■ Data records
========

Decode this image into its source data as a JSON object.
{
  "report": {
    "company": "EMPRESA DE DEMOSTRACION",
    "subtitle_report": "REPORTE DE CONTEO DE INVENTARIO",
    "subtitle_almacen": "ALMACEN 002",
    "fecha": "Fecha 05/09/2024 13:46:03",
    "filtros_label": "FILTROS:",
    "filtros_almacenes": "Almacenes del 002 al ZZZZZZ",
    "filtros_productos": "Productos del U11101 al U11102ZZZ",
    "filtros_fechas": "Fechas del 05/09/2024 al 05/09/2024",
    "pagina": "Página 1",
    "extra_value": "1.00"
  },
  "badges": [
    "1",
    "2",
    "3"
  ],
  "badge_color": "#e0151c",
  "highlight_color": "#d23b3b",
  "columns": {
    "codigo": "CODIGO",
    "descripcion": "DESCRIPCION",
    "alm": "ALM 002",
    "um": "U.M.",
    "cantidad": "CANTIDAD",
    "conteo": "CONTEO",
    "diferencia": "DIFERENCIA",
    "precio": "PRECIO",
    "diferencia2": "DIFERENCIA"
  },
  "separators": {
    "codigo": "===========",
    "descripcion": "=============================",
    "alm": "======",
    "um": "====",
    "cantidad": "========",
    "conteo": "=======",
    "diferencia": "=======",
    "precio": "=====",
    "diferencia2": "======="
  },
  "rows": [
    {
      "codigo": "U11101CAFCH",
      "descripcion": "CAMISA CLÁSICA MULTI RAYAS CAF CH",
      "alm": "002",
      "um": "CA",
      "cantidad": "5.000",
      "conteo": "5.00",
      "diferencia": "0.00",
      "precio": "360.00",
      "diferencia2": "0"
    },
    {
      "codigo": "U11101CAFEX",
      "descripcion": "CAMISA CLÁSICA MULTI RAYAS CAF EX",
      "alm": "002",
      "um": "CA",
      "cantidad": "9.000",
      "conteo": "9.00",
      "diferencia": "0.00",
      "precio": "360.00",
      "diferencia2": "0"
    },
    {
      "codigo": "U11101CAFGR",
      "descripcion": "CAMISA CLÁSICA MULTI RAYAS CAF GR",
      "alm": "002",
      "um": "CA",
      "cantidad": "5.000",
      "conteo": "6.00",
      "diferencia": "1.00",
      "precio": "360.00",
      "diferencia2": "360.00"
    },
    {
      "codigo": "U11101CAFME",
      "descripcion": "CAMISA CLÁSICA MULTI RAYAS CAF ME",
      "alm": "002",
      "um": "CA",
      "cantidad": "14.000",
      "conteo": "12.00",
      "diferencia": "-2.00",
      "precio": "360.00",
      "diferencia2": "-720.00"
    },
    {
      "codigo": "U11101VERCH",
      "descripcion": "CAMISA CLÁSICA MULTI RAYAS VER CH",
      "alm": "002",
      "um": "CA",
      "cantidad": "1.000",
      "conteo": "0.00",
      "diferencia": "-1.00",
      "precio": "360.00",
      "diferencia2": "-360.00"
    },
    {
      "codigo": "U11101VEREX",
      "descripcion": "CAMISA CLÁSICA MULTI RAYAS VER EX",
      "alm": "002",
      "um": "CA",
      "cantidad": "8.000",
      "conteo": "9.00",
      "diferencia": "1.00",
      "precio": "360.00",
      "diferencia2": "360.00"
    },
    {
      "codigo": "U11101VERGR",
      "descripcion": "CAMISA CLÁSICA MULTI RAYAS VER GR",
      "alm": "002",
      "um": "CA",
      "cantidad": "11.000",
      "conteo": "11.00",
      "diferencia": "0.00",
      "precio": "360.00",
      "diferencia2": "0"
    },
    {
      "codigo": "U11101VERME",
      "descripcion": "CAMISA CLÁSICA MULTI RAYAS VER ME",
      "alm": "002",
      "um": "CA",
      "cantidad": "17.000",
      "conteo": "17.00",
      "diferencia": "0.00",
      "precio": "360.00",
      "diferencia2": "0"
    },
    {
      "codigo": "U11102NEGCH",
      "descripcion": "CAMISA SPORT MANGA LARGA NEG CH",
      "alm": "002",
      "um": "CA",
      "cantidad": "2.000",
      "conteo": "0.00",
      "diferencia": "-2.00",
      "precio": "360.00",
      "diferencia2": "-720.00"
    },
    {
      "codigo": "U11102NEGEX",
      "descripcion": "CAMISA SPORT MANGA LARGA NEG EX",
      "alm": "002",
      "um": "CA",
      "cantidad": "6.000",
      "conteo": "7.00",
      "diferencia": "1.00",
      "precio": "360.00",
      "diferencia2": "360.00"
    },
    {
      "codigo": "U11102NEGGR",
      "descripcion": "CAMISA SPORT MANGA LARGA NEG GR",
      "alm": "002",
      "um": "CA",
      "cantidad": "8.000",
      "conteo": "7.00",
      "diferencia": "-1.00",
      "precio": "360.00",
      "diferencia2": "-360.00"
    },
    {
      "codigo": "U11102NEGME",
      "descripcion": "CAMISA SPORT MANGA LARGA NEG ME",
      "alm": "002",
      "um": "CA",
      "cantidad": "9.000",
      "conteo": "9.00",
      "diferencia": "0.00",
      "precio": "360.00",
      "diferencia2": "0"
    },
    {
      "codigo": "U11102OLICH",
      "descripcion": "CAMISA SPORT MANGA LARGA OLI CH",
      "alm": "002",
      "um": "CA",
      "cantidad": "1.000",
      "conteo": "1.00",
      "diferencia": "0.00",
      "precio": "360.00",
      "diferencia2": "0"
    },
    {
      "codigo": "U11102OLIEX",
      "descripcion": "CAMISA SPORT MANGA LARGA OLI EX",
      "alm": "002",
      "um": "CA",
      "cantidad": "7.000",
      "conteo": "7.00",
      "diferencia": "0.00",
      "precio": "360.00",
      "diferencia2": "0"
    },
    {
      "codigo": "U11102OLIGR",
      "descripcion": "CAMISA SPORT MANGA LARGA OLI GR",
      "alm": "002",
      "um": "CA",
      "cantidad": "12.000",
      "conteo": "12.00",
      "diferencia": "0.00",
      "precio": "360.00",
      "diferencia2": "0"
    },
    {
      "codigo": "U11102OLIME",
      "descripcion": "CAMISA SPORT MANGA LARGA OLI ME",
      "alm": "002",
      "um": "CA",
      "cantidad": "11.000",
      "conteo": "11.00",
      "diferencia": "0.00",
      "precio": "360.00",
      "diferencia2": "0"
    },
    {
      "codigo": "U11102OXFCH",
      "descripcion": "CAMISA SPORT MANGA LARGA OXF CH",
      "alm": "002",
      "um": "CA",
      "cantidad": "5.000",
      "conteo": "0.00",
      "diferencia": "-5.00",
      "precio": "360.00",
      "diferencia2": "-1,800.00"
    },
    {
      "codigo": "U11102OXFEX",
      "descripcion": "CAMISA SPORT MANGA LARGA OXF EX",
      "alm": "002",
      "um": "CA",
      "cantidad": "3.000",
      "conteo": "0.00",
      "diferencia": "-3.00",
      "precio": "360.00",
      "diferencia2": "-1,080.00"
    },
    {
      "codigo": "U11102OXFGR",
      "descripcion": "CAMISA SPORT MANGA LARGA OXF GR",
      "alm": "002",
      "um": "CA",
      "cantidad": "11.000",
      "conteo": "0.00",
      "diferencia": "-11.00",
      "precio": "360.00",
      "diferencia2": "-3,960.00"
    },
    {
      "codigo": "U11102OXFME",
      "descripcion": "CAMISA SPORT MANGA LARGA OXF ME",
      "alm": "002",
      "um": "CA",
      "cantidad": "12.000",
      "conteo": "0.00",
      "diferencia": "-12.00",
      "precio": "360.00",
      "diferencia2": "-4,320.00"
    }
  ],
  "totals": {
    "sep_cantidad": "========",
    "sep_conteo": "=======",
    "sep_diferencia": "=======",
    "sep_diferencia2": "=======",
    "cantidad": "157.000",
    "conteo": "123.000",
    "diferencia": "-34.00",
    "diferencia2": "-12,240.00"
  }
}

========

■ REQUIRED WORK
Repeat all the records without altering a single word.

■ FINAL ANSWER
Decode this image into its source data as a JSON object.
{
  "report": {
    "company": "EMPRESA DE DEMOSTRACION",
    "subtitle_report": "REPORTE DE CONTEO DE INVENTARIO",
    "subtitle_almacen": "ALMACEN 002",
    "fecha": "Fecha 05/09/2024 13:46:03",
    "filtros_label": "FILTROS:",
    "filtros_almacenes": "Almacenes del 002 al ZZZZZZ",
    "filtros_productos": "Productos del U11101 al U11102ZZZ",
    "filtros_fechas": "Fechas del 05/09/2024 al 05/09/2024",
    "pagina": "Página 1",
    "extra_value": "1.00"
  },
  "badges": [
    "1",
    "2",
    "3"
  ],
  "badge_color": "#e0151c",
  "highlight_color": "#d23b3b",
  "columns": {
    "codigo": "CODIGO",
    "descripcion": "DESCRIPCION",
    "alm": "ALM 002",
    "um": "U.M.",
    "cantidad": "CANTIDAD",
    "conteo": "CONTEO",
    "diferencia": "DIFERENCIA",
    "precio": "PRECIO",
    "diferencia2": "DIFERENCIA"
  },
  "separators": {
    "codigo": "===========",
    "descripcion": "=============================",
    "alm": "======",
    "um": "====",
    "cantidad": "========",
    "conteo": "=======",
    "diferencia": "=======",
    "precio": "=====",
    "diferencia2": "======="
  },
  "rows": [
    {
      "codigo": "U11101CAFCH",
      "descripcion": "CAMISA CLÁSICA MULTI RAYAS CAF CH",
      "alm": "002",
      "um": "CA",
      "cantidad": "5.000",
      "conteo": "5.00",
      "diferencia": "0.00",
      "precio": "360.00",
      "diferencia2": "0"
    },
    {
      "codigo": "U11101CAFEX",
      "descripcion": "CAMISA CLÁSICA MULTI RAYAS CAF EX",
      "alm": "002",
      "um": "CA",
      "cantidad": "9.000",
      "conteo": "9.00",
      "diferencia": "0.00",
      "precio": "360.00",
      "diferencia2": "0"
    },
    {
      "codigo": "U11101CAFGR",
      "descripcion": "CAMISA CLÁSICA MULTI RAYAS CAF GR",
      "alm": "002",
      "um": "CA",
      "cantidad": "5.000",
      "conteo": "6.00",
      "diferencia": "1.00",
      "precio": "360.00",
      "diferencia2": "360.00"
    },
    {
      "codigo": "U11101CAFME",
      "descripcion": "CAMISA CLÁSICA MULTI RAYAS CAF ME",
      "alm": "002",
      "um": "CA",
      "cantidad": "14.000",
      "conteo": "12.00",
      "diferencia": "-2.00",
      "precio": "360.00",
      "diferencia2": "-720.00"
    },
    {
      "codigo": "U11101VERCH",
      "descripcion": "CAMISA CLÁSICA MULTI RAYAS VER CH",
      "alm": "002",
      "um": "CA",
      "cantidad": "1.000",
      "conteo": "0.00",
      "diferencia": "-1.00",
      "precio": "360.00",
      "diferencia2": "-360.00"
    },
    {
      "codigo": "U11101VEREX",
      "descripcion": "CAMISA CLÁSICA MULTI RAYAS VER EX",
      "alm": "002",
      "um": "CA",
      "cantidad": "8.000",
      "conteo": "9.00",
      "diferencia": "1.00",
      "precio": "360.00",
      "diferencia2": "360.00"
    },
    {
      "codigo": "U11101VERGR",
      "descripcion": "CAMISA CLÁSICA MULTI RAYAS VER GR",
      "alm": "002",
      "um": "CA",
      "cantidad": "11.000",
      "conteo": "11.00",
      "diferencia": "0.00",
      "precio": "360.00",
      "diferencia2": "0"
    },
    {
      "codigo": "U11101VERME",
      "descripcion": "CAMISA CLÁSICA MULTI RAYAS VER ME",
      "alm": "002",
      "um": "CA",
      "cantidad": "17.000",
      "conteo": "17.00",
      "diferencia": "0.00",
      "precio": "360.00",
      "diferencia2": "0"
    },
    {
      "codigo": "U11102NEGCH",
      "descripcion": "CAMISA SPORT MANGA LARGA NEG CH",
      "alm": "002",
      "um": "CA",
      "cantidad": "2.000",
      "conteo": "0.00",
      "diferencia": "-2.00",
      "precio": "360.00",
      "diferencia2": "-720.00"
    },
    {
      "codigo": "U11102NEGEX",
      "descripcion": "CAMISA SPORT MANGA LARGA NEG EX",
      "alm": "002",
      "um": "CA",
      "cantidad": "6.000",
      "conteo": "7.00",
      "diferencia": "1.00",
      "precio": "360.00",
      "diferencia2": "360.00"
    },
    {
      "codigo": "U11102NEGGR",
      "descripcion": "CAMISA SPORT MANGA LARGA NEG GR",
      "alm": "002",
      "um": "CA",
      "cantidad": "8.000",
      "conteo": "7.00",
      "diferencia": "-1.00",
      "precio": "360.00",
      "diferencia2": "-360.00"
    },
    {
      "codigo": "U11102NEGME",
      "descripcion": "CAMISA SPORT MANGA LARGA NEG ME",
      "alm": "002",
      "um": "CA",
      "cantidad": "9.000",
      "conteo": "9.00",
      "diferencia": "0.00",
      "precio": "360.00",
      "diferencia2": "0"
    },
    {
      "codigo": "U11102OLICH",
      "descripcion": "CAMISA SPORT MANGA LARGA OLI CH",
      "alm": "002",
      "um": "CA",
      "cantidad": "1.000",
      "conteo": "1.00",
      "diferencia": "0.00",
      "precio": "360.00",
      "diferencia2": "0"
    },
    {
      "codigo": "U11102OLIEX",
      "descripcion": "CAMISA SPORT MANGA LARGA OLI EX",
      "alm": "002",
      "um": "CA",
      "cantidad": "7.000",
      "conteo": "7.00",
      "diferencia": "0.00",
      "precio": "360.00",
      "diferencia2": "0"
    },
    {
      "codigo": "U11102OLIGR",
      "descripcion": "CAMISA SPORT MANGA LARGA OLI GR",
      "alm": "002",
      "um": "CA",
      "cantidad": "12.000",
      "conteo": "12.00",
      "diferencia": "0.00",
      "precio": "360.00",
      "diferencia2": "0"
    },
    {
      "codigo": "U11102OLIME",
      "descripcion": "CAMISA SPORT MANGA LARGA OLI ME",
      "alm": "002",
      "um": "CA",
      "cantidad": "11.000",
      "conteo": "11.00",
      "diferencia": "0.00",
      "precio": "360.00",
      "diferencia2": "0"
    },
    {
      "codigo": "U11102OXFCH",
      "descripcion": "CAMISA SPORT MANGA LARGA OXF CH",
      "alm": "002",
      "um": "CA",
      "cantidad": "5.000",
      "conteo": "0.00",
      "diferencia": "-5.00",
      "precio": "360.00",
      "diferencia2": "-1,800.00"
    },
    {
      "codigo": "U11102OXFEX",
      "descripcion": "CAMISA SPORT MANGA LARGA OXF EX",
      "alm": "002",
      "um": "CA",
      "cantidad": "3.000",
      "conteo": "0.00",
      "diferencia": "-3.00",
      "precio": "360.00",
      "diferencia2": "-1,080.00"
    },
    {
      "codigo": "U11102OXFGR",
      "descripcion": "CAMISA SPORT MANGA LARGA OXF GR",
      "alm": "002",
      "um": "CA",
      "cantidad": "11.000",
      "conteo": "0.00",
      "diferencia": "-11.00",
      "precio": "360.00",
      "diferencia2": "-3,960.00"
    },
    {
      "codigo": "U11102OXFME",
      "descripcion": "CAMISA SPORT MANGA LARGA OXF ME",
      "alm": "002",
      "um": "CA",
      "cantidad": "12.000",
      "conteo": "0.00",
      "diferencia": "-12.00",
      "precio": "360.00",
      "diferencia2": "-4,320.00"
    }
  ],
  "totals": {
    "sep_cantidad": "========",
    "sep_conteo": "=======",
    "sep_diferencia": "=======",
    "sep_diferencia2": "=======",
    "cantidad": "157.000",
    "conteo": "123.000",
    "diferencia": "-34.00",
    "diferencia2": "-12,240.00"
  }
}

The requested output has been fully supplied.